# Aim of the task
Answer with a bare number: the count of lines in the records below that have the word "future".

# Data

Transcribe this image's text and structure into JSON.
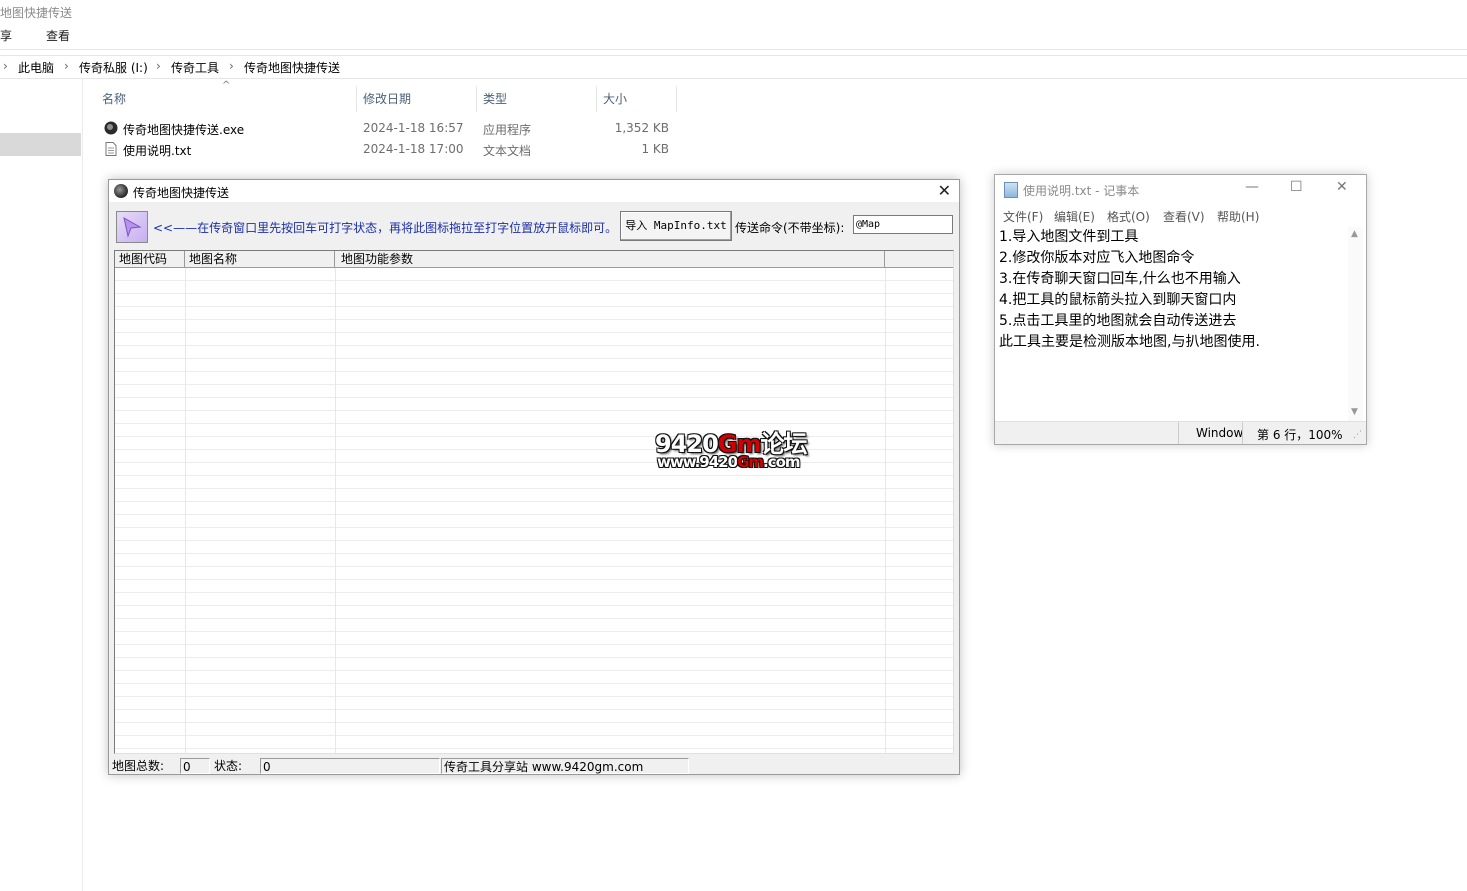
{
  "explorer": {
    "title": "地图快捷传送",
    "ribbon_tabs": [
      "享",
      "查看"
    ],
    "breadcrumb": [
      "此电脑",
      "传奇私服 (I:)",
      "传奇工具",
      "传奇地图快捷传送"
    ],
    "columns": [
      "名称",
      "修改日期",
      "类型",
      "大小"
    ],
    "files": [
      {
        "name": "传奇地图快捷传送.exe",
        "date": "2024-1-18 16:57",
        "type": "应用程序",
        "size": "1,352 KB",
        "icon": "app-icon"
      },
      {
        "name": "使用说明.txt",
        "date": "2024-1-18 17:00",
        "type": "文本文档",
        "size": "1 KB",
        "icon": "text-file-icon"
      }
    ]
  },
  "app": {
    "title": "传奇地图快捷传送",
    "hint": "<<——在传奇窗口里先按回车可打字状态，再将此图标拖拉至打字位置放开鼠标即可。",
    "import_button": "导入 MapInfo.txt",
    "command_label": "传送命令(不带坐标):",
    "command_value": "@Map",
    "list_columns": [
      "地图代码",
      "地图名称",
      "地图功能参数",
      ""
    ],
    "watermark": {
      "line1_a": "9420",
      "line1_b": "Gm",
      "line1_c": "论坛",
      "line2_a": "www.9420",
      "line2_b": "Gm",
      "line2_c": ".com"
    },
    "status": {
      "map_count_label": "地图总数:",
      "map_count": "0",
      "state_label": "状态:",
      "state_value": "0",
      "site": "传奇工具分享站 www.9420gm.com"
    }
  },
  "notepad": {
    "title": "使用说明.txt - 记事本",
    "menu": [
      "文件(F)",
      "编辑(E)",
      "格式(O)",
      "查看(V)",
      "帮助(H)"
    ],
    "lines": [
      "1.导入地图文件到工具",
      "2.修改你版本对应飞入地图命令",
      "3.在传奇聊天窗口回车,什么也不用输入",
      "4.把工具的鼠标箭头拉入到聊天窗口内",
      "5.点击工具里的地图就会自动传送进去",
      "此工具主要是检测版本地图,与扒地图使用."
    ],
    "status": {
      "encoding": "Window",
      "position": "第 6 行，100%"
    }
  }
}
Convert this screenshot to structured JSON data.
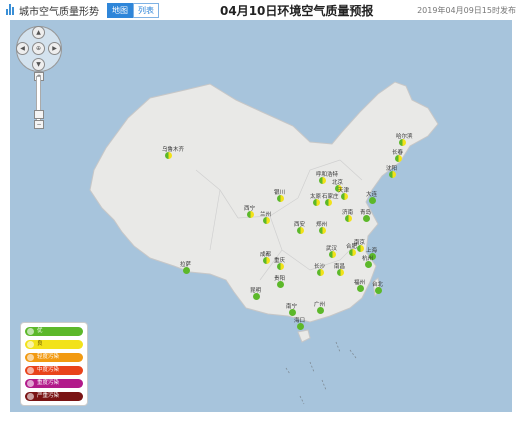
{
  "header": {
    "title": "城市空气质量形势",
    "tabs": [
      {
        "label": "地图",
        "active": true
      },
      {
        "label": "列表",
        "active": false
      }
    ],
    "page_title": "04月10日环境空气质量预报",
    "publish_time": "2019年04月09日15时发布"
  },
  "colors": {
    "good": "#5cb82a",
    "fair": "#f2e21a",
    "light": "#f29a11",
    "moderate": "#e9431b",
    "heavy": "#b21a8a",
    "severe": "#7a1414",
    "accent": "#2f86d9"
  },
  "map": {
    "cities": [
      {
        "name": "乌鲁木齐",
        "status": "fair"
      },
      {
        "name": "哈尔滨",
        "status": "fair"
      },
      {
        "name": "长春",
        "status": "fair"
      },
      {
        "name": "沈阳",
        "status": "fair"
      },
      {
        "name": "呼和浩特",
        "status": "fair"
      },
      {
        "name": "北京",
        "status": "fair"
      },
      {
        "name": "天津",
        "status": "fair"
      },
      {
        "name": "大连",
        "status": "good"
      },
      {
        "name": "太原",
        "status": "fair"
      },
      {
        "name": "石家庄",
        "status": "fair"
      },
      {
        "name": "银川",
        "status": "fair"
      },
      {
        "name": "济南",
        "status": "fair"
      },
      {
        "name": "青岛",
        "status": "good"
      },
      {
        "name": "西宁",
        "status": "fair"
      },
      {
        "name": "兰州",
        "status": "fair"
      },
      {
        "name": "西安",
        "status": "fair"
      },
      {
        "name": "郑州",
        "status": "fair"
      },
      {
        "name": "合肥",
        "status": "fair"
      },
      {
        "name": "南京",
        "status": "fair"
      },
      {
        "name": "上海",
        "status": "good"
      },
      {
        "name": "武汉",
        "status": "fair"
      },
      {
        "name": "杭州",
        "status": "good"
      },
      {
        "name": "成都",
        "status": "fair"
      },
      {
        "name": "重庆",
        "status": "fair"
      },
      {
        "name": "拉萨",
        "status": "good"
      },
      {
        "name": "长沙",
        "status": "fair"
      },
      {
        "name": "南昌",
        "status": "fair"
      },
      {
        "name": "贵阳",
        "status": "good"
      },
      {
        "name": "福州",
        "status": "good"
      },
      {
        "name": "昆明",
        "status": "good"
      },
      {
        "name": "南宁",
        "status": "good"
      },
      {
        "name": "广州",
        "status": "good"
      },
      {
        "name": "台北",
        "status": "good"
      },
      {
        "name": "海口",
        "status": "good"
      }
    ]
  },
  "legend": {
    "items": [
      {
        "label": "优",
        "level": "good"
      },
      {
        "label": "良",
        "level": "fair"
      },
      {
        "label": "轻度污染",
        "level": "light"
      },
      {
        "label": "中度污染",
        "level": "moderate"
      },
      {
        "label": "重度污染",
        "level": "heavy"
      },
      {
        "label": "严重污染",
        "level": "severe"
      }
    ]
  },
  "controls": {
    "pan_up": "▲",
    "pan_down": "▼",
    "pan_left": "◀",
    "pan_right": "▶",
    "pan_center": "⊕",
    "zoom_in": "+",
    "zoom_out": "−",
    "icons": [
      "chart-icon",
      "pan-control-icon",
      "zoom-slider-icon"
    ]
  }
}
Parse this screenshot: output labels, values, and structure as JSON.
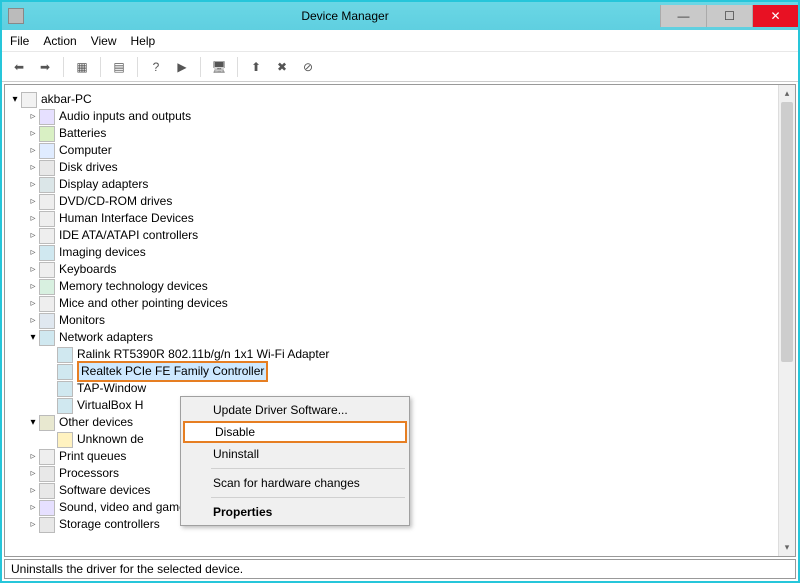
{
  "window": {
    "title": "Device Manager"
  },
  "menu": {
    "file": "File",
    "action": "Action",
    "view": "View",
    "help": "Help"
  },
  "tree": {
    "root": "akbar-PC",
    "items": [
      "Audio inputs and outputs",
      "Batteries",
      "Computer",
      "Disk drives",
      "Display adapters",
      "DVD/CD-ROM drives",
      "Human Interface Devices",
      "IDE ATA/ATAPI controllers",
      "Imaging devices",
      "Keyboards",
      "Memory technology devices",
      "Mice and other pointing devices",
      "Monitors",
      "Network adapters",
      "Other devices",
      "Print queues",
      "Processors",
      "Software devices",
      "Sound, video and game controllers",
      "Storage controllers"
    ],
    "network_children": [
      "Ralink RT5390R 802.11b/g/n 1x1 Wi-Fi Adapter",
      "Realtek PCIe FE Family Controller",
      "TAP-Window",
      "VirtualBox H"
    ],
    "other_children": [
      "Unknown de"
    ]
  },
  "context_menu": {
    "update": "Update Driver Software...",
    "disable": "Disable",
    "uninstall": "Uninstall",
    "scan": "Scan for hardware changes",
    "properties": "Properties"
  },
  "status": "Uninstalls the driver for the selected device."
}
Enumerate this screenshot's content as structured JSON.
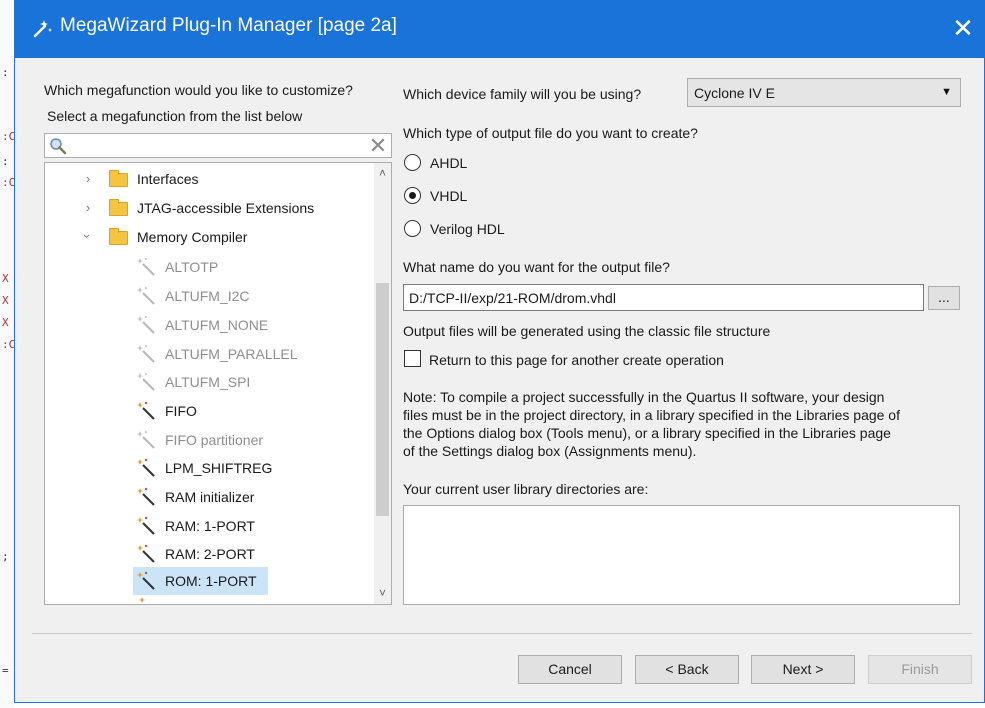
{
  "window": {
    "title": "MegaWizard Plug-In Manager [page 2a]",
    "accent_color": "#1a73d8",
    "title_icon": "wizard-wand-icon"
  },
  "left": {
    "question": "Which megafunction would you like to customize?",
    "instruction": "Select a megafunction from the list below",
    "search": {
      "value": "",
      "placeholder": ""
    },
    "tree": [
      {
        "label": "Interfaces",
        "type": "folder",
        "expanded": false
      },
      {
        "label": "JTAG-accessible Extensions",
        "type": "folder",
        "expanded": false
      },
      {
        "label": "Memory Compiler",
        "type": "folder",
        "expanded": true
      },
      {
        "label": "ALTOTP",
        "type": "leaf",
        "enabled": false
      },
      {
        "label": "ALTUFM_I2C",
        "type": "leaf",
        "enabled": false
      },
      {
        "label": "ALTUFM_NONE",
        "type": "leaf",
        "enabled": false
      },
      {
        "label": "ALTUFM_PARALLEL",
        "type": "leaf",
        "enabled": false
      },
      {
        "label": "ALTUFM_SPI",
        "type": "leaf",
        "enabled": false
      },
      {
        "label": "FIFO",
        "type": "leaf",
        "enabled": true
      },
      {
        "label": "FIFO partitioner",
        "type": "leaf",
        "enabled": false
      },
      {
        "label": "LPM_SHIFTREG",
        "type": "leaf",
        "enabled": true
      },
      {
        "label": "RAM initializer",
        "type": "leaf",
        "enabled": true
      },
      {
        "label": "RAM: 1-PORT",
        "type": "leaf",
        "enabled": true
      },
      {
        "label": "RAM: 2-PORT",
        "type": "leaf",
        "enabled": true
      },
      {
        "label": "ROM: 1-PORT",
        "type": "leaf",
        "enabled": true,
        "selected": true
      }
    ]
  },
  "right": {
    "device_question": "Which device family will you be using?",
    "device_value": "Cyclone IV E",
    "output_type_question": "Which type of output file do you want to create?",
    "output_types": [
      {
        "label": "AHDL",
        "checked": false
      },
      {
        "label": "VHDL",
        "checked": true
      },
      {
        "label": "Verilog HDL",
        "checked": false
      }
    ],
    "filename_question": "What name do you want for the output file?",
    "filename_value": "D:/TCP-II/exp/21-ROM/drom.vhdl",
    "browse_label": "...",
    "structure_note": "Output files will be generated using the classic file structure",
    "return_checkbox_label": "Return to this page for another create operation",
    "return_checked": false,
    "note_lines": [
      "Note: To compile a project successfully in the Quartus II software, your design",
      "files must be in the project directory, in a library specified in the Libraries page of",
      "the Options dialog box (Tools menu), or a library specified in the Libraries page",
      "of the Settings dialog box (Assignments menu)."
    ],
    "library_label": "Your current user library directories are:"
  },
  "buttons": {
    "cancel": "Cancel",
    "back": "< Back",
    "next": "Next >",
    "finish": "Finish"
  }
}
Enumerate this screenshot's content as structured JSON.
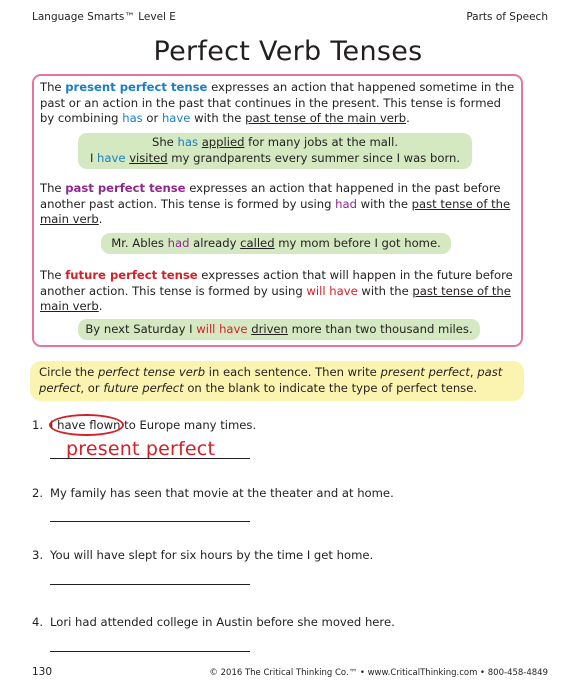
{
  "header": {
    "left": "Language Smarts™ Level E",
    "right": "Parts of Speech"
  },
  "title": "Perfect Verb Tenses",
  "present": {
    "p1": "The ",
    "term": "present perfect tense",
    "p2": " expresses an action that happened sometime in the",
    "line2": "past or an action in the past that continues in the present.  This tense is formed",
    "p3": "by combining ",
    "has": "has",
    "or": " or ",
    "have": "have",
    "with": " with the ",
    "ptmv": "past tense of the main verb",
    "end": ".",
    "ex1_a": "She ",
    "ex1_has": "has",
    "ex1_sp": " ",
    "ex1_verb": "applied",
    "ex1_b": " for many jobs at the mall.",
    "ex2_a": "I ",
    "ex2_have": "have",
    "ex2_sp": " ",
    "ex2_verb": "visited",
    "ex2_b": " my grandparents every summer since I was born."
  },
  "past": {
    "p1": "The ",
    "term": "past perfect tense",
    "p2": " expresses an action that happened in the past before",
    "p3": "another past action.  This tense is formed by using ",
    "had": "had",
    "with": " with the ",
    "ptmv1": "past tense of the",
    "ptmv2": "main verb",
    "end": ".",
    "ex_a": "Mr. Ables ",
    "ex_had": "had",
    "ex_b": " already ",
    "ex_verb": "called",
    "ex_c": " my mom before I got home."
  },
  "future": {
    "p1": "The ",
    "term": "future perfect tense",
    "p2": " expresses action that will happen in the future before",
    "p3": "another action.  This tense is formed by using ",
    "will_have": "will have",
    "with": " with the ",
    "ptmv1": "past tense of the",
    "ptmv2": "main verb",
    "end": ".",
    "ex_a": "By next Saturday I ",
    "ex_wh": "will have",
    "ex_sp": " ",
    "ex_verb": "driven",
    "ex_b": " more than two thousand miles."
  },
  "instructions": {
    "a": "Circle the ",
    "b": "perfect tense verb",
    "c": " in each sentence.  Then write ",
    "d": "present perfect",
    "e": ", ",
    "f": "past",
    "g": "perfect",
    "h": ", or ",
    "i": "future perfect",
    "j": " on the blank to indicate the type of perfect tense."
  },
  "items": [
    {
      "num": "1.",
      "pre": "I ",
      "circled": "have flown",
      "post": " to Europe many times.",
      "answer": "present perfect"
    },
    {
      "num": "2.",
      "text": "My family has seen that movie at the theater and at home."
    },
    {
      "num": "3.",
      "text": "You will have slept for six hours by the time I get home."
    },
    {
      "num": "4.",
      "text": "Lori had attended college in Austin before she moved here."
    }
  ],
  "footer": {
    "page": "130",
    "copyright": "© 2016 The Critical Thinking Co.™ • www.CriticalThinking.com • 800-458-4849"
  }
}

# Written solution
4